“For we dare not make ourselves of the number, or compare ourselves with some that commend themselves: but they measuring themselves by themselves, and comparing themselves among themselves, are not wise.” (1 Corinthians 10:12)
It wasn’t too long ago that I shared about my sense of inadequacy as compared to my African counterparts. So it was nice to be walking and chatting with two women the other day, comparing our native countries, and have one of them say,
“So in America you use some machines for farming. Some have said to me that they do not see you out working the shamba (farm), but it is because you need to practice with the jembe (hoe). Anyway, I tell them that I see you being very busy, doing your own wash and schooling all your children. You are not like many American women here.”
I was tempted to pat myself on the back–and actually, I suppose I did. It’s true–many mzungus here live in gated communities in houses with lots of amenities–even running water and flushing toilets! These things we are happy to do without. Likewise, for many mzungus the cost of a day laborer to wash, cook, clean, and go to market is so cheap (about $1 per day) that, why wouldn’t you hire help? And certainly it is a blessing to the woman who now can put food on her family’s table. But for the moment, I indulged in comparing myself to “other mzungus” and it was nice to feel like I was actually adapting well to a much different style of life and standard of living.
As well, I could easily compare myself to myself. I also recently blogged about how much busier I am here than in Amercia. In that regard, as well as others (such as being content with less and engaging more in the work of the ministry), I compare very well to “myself” of, say, just six months ago. So all the way around, I suppose I have a lot to feel good (self-righteous?) about.

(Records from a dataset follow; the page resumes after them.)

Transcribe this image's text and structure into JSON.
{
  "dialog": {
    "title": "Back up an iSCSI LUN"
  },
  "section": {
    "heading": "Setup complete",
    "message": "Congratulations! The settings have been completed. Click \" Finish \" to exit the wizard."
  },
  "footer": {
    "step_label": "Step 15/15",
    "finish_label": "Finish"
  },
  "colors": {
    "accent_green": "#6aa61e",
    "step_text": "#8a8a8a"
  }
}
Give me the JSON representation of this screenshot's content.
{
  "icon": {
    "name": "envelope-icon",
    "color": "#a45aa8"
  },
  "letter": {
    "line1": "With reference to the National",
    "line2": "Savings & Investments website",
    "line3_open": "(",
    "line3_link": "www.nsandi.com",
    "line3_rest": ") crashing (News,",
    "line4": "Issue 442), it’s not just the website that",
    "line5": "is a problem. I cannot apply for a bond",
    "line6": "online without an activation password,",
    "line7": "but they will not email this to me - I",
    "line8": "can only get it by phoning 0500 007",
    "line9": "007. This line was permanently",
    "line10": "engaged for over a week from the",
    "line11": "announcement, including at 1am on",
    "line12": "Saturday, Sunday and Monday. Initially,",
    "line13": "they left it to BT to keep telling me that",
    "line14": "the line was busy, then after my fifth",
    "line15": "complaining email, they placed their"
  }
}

But it didn’t take me long at all to remind myself that neither my “old self” nor others are my true standard of measure. The example of Christ is, and His teachings are. And didn’t He say,
…”you are to be perfect, as your heavenly Father is perfect.”
Yes, we are works in progress. Yes, we need (and receive) much grace. But let us not forget that the purpose of God’s grace is to help us grow in holiness (see Titus 2:11-13). When we compare ourselves with others or even with our own selves, it is easy to make something of our spiritual progress. But if our standard is Christ, of course we fall woefully short. I don’t know about you, but my response to that feeling of inadequacy is to strengthen my resolve to persevere in glorifying my Savior, who is more than worthy of my best effort.